What the exercise asks - From the entries below, pull out each line where "tokens" appears.

──────────────────────────────

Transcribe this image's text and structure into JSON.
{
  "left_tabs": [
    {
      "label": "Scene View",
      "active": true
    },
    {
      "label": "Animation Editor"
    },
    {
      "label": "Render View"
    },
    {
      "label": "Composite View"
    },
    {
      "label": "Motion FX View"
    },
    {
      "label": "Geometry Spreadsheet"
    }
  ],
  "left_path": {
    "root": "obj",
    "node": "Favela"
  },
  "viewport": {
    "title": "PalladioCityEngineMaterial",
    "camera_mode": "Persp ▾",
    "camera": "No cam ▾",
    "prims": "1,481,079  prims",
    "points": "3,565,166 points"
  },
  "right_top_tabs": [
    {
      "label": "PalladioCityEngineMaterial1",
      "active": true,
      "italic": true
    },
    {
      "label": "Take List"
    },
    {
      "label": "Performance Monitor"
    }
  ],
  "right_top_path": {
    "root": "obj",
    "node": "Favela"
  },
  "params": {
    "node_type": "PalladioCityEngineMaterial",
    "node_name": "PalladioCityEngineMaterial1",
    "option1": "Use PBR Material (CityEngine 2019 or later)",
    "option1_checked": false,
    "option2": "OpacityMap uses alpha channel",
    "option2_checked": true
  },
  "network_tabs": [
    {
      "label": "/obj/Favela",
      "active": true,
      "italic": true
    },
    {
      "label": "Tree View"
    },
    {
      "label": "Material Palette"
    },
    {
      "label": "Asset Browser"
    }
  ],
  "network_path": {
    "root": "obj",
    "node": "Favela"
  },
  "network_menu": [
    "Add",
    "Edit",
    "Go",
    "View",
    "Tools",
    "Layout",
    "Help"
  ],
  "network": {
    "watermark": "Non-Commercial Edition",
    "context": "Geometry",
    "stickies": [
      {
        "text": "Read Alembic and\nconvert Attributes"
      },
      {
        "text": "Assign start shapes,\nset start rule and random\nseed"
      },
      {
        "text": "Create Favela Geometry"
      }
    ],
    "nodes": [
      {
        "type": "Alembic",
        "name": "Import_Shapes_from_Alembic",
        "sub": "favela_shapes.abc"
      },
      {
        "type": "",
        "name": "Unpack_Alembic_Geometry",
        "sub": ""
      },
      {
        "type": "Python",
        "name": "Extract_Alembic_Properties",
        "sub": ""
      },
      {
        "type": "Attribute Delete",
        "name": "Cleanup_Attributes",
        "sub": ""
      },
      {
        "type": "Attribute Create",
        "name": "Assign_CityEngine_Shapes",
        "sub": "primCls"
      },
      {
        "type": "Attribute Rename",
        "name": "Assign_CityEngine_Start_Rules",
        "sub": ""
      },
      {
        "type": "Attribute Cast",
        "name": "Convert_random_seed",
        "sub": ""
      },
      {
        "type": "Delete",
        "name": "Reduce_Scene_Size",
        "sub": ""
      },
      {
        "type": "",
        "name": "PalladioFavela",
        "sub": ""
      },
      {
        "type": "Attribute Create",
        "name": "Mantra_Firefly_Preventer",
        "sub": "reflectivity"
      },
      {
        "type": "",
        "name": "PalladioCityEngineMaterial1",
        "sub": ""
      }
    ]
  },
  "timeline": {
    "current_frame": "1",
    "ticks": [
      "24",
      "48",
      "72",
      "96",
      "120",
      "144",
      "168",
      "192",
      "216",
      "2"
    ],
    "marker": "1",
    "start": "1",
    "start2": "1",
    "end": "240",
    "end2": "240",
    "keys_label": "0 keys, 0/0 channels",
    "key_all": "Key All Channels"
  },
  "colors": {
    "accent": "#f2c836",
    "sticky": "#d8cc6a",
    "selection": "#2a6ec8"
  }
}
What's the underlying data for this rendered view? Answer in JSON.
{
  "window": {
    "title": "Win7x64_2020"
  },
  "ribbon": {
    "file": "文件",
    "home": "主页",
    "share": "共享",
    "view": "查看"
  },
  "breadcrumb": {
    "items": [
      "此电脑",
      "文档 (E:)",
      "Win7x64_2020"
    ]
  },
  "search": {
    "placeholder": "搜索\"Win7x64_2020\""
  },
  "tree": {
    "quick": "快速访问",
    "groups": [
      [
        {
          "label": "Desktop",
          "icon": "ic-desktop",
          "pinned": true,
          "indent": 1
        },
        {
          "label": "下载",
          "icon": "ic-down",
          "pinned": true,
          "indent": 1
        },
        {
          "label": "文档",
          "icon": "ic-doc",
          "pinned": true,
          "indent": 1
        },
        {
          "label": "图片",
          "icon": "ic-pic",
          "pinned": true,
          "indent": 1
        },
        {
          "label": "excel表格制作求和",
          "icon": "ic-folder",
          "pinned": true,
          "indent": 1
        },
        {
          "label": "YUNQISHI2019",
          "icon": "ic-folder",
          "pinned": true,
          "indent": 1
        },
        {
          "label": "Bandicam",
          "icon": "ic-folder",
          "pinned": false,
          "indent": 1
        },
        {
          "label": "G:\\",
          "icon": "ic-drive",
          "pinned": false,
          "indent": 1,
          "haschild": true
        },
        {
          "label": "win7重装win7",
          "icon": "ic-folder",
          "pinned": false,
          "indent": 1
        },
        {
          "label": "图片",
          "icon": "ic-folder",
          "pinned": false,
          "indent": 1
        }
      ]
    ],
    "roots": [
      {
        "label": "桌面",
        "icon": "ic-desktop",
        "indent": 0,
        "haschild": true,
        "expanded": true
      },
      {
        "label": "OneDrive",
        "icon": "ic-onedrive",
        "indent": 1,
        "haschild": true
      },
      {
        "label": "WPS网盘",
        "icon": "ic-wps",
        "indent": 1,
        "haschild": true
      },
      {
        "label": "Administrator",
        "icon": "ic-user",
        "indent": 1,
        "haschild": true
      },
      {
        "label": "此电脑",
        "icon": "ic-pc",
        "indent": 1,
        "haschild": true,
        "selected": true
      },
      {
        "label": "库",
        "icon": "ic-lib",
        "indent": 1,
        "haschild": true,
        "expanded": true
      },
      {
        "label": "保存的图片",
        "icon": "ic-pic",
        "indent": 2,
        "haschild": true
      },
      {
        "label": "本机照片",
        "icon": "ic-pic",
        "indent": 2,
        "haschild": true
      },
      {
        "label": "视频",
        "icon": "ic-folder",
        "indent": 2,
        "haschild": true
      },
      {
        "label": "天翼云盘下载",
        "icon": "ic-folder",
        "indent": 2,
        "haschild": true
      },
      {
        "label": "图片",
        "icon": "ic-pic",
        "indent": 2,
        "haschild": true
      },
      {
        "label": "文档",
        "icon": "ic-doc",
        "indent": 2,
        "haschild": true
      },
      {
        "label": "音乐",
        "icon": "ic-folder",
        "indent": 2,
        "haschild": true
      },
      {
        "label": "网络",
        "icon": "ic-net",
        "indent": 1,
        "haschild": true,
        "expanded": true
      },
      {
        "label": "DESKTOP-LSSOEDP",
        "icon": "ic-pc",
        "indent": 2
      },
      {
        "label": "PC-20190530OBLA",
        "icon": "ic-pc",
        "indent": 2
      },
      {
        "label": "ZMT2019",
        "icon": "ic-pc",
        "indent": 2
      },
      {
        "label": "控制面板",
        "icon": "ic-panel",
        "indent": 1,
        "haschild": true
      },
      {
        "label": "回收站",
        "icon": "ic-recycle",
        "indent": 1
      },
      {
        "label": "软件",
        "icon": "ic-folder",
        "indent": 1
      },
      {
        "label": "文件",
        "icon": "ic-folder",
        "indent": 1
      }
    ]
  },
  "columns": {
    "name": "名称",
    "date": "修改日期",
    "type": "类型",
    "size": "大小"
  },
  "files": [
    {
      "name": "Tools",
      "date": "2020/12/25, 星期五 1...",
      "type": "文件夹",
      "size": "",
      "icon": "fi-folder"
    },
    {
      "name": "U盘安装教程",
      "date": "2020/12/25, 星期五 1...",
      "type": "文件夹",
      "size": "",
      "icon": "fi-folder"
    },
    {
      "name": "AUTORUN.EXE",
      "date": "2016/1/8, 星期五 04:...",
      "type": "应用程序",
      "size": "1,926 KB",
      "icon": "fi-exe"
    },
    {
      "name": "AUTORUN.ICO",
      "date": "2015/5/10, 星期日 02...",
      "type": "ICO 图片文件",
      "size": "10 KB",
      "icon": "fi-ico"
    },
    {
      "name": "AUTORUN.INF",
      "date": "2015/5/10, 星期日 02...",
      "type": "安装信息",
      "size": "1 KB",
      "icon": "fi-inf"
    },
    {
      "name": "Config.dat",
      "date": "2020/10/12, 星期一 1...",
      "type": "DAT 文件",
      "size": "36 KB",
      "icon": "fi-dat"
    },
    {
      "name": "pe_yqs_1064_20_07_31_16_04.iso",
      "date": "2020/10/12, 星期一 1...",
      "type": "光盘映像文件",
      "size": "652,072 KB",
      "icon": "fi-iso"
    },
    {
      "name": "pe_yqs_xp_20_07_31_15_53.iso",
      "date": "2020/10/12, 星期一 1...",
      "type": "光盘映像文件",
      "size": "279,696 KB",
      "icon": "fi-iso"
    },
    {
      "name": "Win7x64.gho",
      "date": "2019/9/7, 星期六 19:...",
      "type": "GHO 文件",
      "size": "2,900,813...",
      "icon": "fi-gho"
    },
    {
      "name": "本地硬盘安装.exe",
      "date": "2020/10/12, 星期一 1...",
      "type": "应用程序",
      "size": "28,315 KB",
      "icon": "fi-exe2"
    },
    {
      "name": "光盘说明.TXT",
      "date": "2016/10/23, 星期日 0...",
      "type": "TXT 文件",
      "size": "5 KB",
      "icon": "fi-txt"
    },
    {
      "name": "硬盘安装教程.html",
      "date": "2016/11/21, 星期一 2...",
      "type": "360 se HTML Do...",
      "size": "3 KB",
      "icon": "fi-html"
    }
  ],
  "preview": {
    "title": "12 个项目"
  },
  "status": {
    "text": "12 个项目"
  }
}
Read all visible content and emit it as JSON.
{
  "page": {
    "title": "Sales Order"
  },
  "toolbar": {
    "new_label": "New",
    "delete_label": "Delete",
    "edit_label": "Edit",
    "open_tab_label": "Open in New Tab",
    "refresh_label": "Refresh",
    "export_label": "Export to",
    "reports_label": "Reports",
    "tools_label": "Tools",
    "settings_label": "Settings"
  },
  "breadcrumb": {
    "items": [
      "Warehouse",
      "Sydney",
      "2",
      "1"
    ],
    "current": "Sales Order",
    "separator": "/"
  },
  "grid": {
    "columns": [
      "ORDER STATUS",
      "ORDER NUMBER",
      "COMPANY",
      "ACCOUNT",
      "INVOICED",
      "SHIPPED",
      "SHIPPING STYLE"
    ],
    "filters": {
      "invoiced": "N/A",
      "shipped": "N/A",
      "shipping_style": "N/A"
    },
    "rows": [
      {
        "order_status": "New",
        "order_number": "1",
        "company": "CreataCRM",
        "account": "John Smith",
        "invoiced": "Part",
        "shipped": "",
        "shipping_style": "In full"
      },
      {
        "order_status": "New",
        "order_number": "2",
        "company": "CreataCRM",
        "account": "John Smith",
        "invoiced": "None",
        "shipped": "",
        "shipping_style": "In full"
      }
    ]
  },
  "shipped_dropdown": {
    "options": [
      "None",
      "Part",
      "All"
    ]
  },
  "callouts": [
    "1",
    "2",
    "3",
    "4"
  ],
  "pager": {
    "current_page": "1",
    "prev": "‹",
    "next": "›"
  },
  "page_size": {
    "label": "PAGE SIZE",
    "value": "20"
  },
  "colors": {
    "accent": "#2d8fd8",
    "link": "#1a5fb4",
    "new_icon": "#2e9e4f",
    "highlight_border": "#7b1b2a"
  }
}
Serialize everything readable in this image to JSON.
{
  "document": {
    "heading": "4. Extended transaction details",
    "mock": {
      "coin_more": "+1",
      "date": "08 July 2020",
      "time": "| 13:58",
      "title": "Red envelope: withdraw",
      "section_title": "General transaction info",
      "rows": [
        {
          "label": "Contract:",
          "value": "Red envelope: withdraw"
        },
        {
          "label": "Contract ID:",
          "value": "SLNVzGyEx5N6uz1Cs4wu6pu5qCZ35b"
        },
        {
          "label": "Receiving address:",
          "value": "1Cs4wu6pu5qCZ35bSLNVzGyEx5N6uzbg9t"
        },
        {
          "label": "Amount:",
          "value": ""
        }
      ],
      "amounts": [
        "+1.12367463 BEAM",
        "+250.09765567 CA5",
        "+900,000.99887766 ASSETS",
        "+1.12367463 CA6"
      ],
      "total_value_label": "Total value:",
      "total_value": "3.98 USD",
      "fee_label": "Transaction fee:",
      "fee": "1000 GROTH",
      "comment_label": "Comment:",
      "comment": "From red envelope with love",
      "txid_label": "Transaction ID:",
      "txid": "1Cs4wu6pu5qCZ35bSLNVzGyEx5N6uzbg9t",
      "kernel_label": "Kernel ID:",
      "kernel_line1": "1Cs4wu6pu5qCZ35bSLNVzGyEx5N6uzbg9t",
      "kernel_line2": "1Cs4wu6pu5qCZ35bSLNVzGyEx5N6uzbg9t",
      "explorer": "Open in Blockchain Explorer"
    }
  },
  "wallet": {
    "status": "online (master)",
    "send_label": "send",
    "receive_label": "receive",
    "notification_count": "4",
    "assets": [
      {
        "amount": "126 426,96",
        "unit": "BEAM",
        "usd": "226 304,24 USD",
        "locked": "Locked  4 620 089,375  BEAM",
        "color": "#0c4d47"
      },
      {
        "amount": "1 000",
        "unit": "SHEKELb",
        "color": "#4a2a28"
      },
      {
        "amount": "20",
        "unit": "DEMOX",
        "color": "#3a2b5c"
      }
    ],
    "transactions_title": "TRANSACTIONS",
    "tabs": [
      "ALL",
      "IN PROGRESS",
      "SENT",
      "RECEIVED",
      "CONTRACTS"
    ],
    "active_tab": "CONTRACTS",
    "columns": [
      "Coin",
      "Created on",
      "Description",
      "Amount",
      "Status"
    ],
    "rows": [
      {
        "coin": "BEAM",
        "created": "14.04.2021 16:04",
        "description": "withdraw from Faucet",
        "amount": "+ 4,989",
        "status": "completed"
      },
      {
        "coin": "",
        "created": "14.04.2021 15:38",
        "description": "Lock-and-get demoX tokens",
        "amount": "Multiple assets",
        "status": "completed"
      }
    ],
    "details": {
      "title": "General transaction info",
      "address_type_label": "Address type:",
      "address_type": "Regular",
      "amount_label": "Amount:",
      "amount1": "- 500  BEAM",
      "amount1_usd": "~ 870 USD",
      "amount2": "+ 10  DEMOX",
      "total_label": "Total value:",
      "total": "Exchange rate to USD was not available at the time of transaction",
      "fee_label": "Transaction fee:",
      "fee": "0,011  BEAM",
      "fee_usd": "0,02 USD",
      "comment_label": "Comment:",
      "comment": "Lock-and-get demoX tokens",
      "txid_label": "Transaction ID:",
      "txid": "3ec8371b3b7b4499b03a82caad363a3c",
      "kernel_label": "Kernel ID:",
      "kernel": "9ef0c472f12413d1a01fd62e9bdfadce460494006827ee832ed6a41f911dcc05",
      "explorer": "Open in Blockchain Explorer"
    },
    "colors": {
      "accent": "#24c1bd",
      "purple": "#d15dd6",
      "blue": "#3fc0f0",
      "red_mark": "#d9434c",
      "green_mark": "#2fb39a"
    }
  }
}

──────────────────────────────

Task result -
        "description": "Lock-and-get demoX tokens",
      "comment": "Lock-and-get demoX tokens",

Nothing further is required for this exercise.